    Figure 7: Retrieve taskToken from execution

  5. Navigate to the API Gateway console.
  6. Choose the API that has a name similar to [CloudFormation stackname]-PrivateAPIGW-[unique string]-ApprovalEndpoint.
  7. Choose which action to test: Deny or Approve.
    • To test the Deny action, under /deny resource, choose the GET method.
    • To test the Approve action, under /approve resource, choose the GET method.
  8. Choose Test.
  9. Under Query Strings, enter taskToken= and paste the taskToken you copied earlier from the state machine execution. Figure 8 shows how to pass the taskToken to API Gateway.
    Figure 8: Provide taskToken to API Gateway Method

    Figure 8: Provide taskToken to API Gateway Method

  10. Choose Test. After you test, the state machine resumes the workflow and finishes the automation. You won’t be able to change the action.
  11. Navigate to the AWS Step Functions console. Choose the state machine and go to the state machine execution.
    1. If you choose to deny the role deletion, the execution immediately stops as Fail.
    2. If you choose to approve the role deletion, the execution moves to the Wait task. This task removes IAM policies associated to the role and waits for a period of time before moving to the next task. By default, the wait time is 30 days. To change this number, go to the Lambda function [CloudFormation stackname]ApproveFunction, and update the variable wait_time_stamp.
    3. After the waiting period expires, the state machine triggers the Validate task to do a final validation on the role before deleting it. If the Validate task decides that the role is being used, it leaves the role intact. Otherwise, it deletes the role permanently.

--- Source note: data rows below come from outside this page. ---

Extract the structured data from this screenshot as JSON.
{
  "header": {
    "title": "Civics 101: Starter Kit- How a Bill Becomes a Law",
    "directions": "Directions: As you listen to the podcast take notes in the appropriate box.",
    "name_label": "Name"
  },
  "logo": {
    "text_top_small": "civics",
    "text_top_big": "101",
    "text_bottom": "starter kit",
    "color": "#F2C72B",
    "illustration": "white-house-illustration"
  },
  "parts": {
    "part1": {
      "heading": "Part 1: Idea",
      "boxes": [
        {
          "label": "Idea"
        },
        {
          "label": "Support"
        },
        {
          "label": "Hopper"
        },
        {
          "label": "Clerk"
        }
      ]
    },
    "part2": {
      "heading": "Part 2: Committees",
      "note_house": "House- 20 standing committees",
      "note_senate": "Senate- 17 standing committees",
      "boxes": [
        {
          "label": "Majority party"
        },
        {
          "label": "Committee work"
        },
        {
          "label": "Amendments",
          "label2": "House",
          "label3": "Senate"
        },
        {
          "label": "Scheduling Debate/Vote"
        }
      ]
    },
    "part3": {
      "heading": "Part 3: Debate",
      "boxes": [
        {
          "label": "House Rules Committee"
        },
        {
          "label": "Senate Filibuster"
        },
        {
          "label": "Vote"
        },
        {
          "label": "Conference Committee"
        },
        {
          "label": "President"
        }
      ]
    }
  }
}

In this blog post, you learned how serverless services such as Lambda, Step Functions, and API Gateway can work together to build security automation. We recommend testing this solution as a starting point. Then, you can build more features on top of the sample code and templates to customize it to perform checks, following guidance from your IT security team.

Here are a few suggestions that you can take to extend this solution.

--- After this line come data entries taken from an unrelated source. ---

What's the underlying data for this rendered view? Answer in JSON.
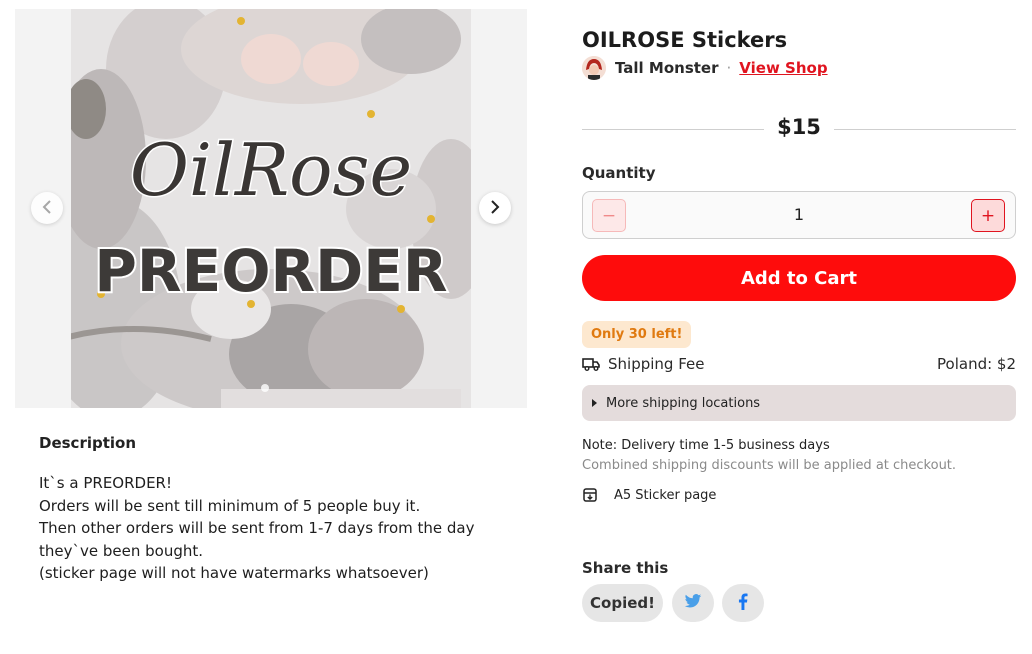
{
  "product": {
    "title": "OILROSE Stickers",
    "price": "$15",
    "image_text": {
      "logo": "OilRose",
      "banner": "PREORDER"
    }
  },
  "shop": {
    "name": "Tall Monster",
    "separator": "·",
    "view_shop_label": "View Shop"
  },
  "quantity": {
    "label": "Quantity",
    "value": "1",
    "minus_glyph": "−",
    "plus_glyph": "+"
  },
  "cart": {
    "add_label": "Add to Cart"
  },
  "stock": {
    "badge": "Only 30 left!"
  },
  "shipping": {
    "label": "Shipping Fee",
    "value": "Poland: $2",
    "more_label": "More shipping locations",
    "note": "Note: Delivery time 1-5 business days",
    "discount_note": "Combined shipping discounts will be applied at checkout."
  },
  "file": {
    "label": "A5 Sticker page"
  },
  "description": {
    "heading": "Description",
    "lines": [
      "It`s a PREORDER!",
      "Orders will be sent till minimum of 5 people buy it.",
      "Then other orders will be sent from 1-7 days from the day",
      "they`ve been bought.",
      "(sticker page will not have watermarks whatsoever)"
    ]
  },
  "share": {
    "heading": "Share this",
    "copied_label": "Copied!",
    "buttons": [
      {
        "name": "twitter",
        "icon": "twitter-bird-icon",
        "color": "#4a9fe8"
      },
      {
        "name": "facebook",
        "icon": "facebook-f-icon",
        "color": "#1877f2"
      }
    ]
  },
  "colors": {
    "accent": "#fe0c0c",
    "link": "#e0141f",
    "stock_badge_bg": "#fde8cf",
    "stock_badge_text": "#e07a10"
  },
  "gallery": {
    "prev_icon": "chevron-left-icon",
    "next_icon": "chevron-right-icon"
  }
}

  • This solution uses a private API Gateway to handle the approval response from the IAM role owner. You need to establish private connectivity between your internal network and AWS to invoke a private API Gateway. For instructions, see How to invoke a private API.
  • Add a mechanism to control access to API Gateway by using endpoint policies for interface VPC endpoints.
  • Archive the Security Hub finding after the IAM role is deleted using the AWS CLI or AWS Console.
  • Use a Step Functions state machine for other automation that needs human approval.
  • Add the capability to report on IAM roles that were skipped due to the absence of RoleLastUsed information.

If you have feedback about this post, submit comments in the Comments section below. If you have questions about this post, contact AWS Support.

Want more AWS Security news? Follow us on Twitter.

Hong Pham

Hong Pham

Hong is a Senior Solutions Architect at AWS. For more than five years, she has helped many customers from start-ups to enterprises in different industries to adopt Cloud Computing. She was born in Vietnam and currently lives in Seattle, Washington.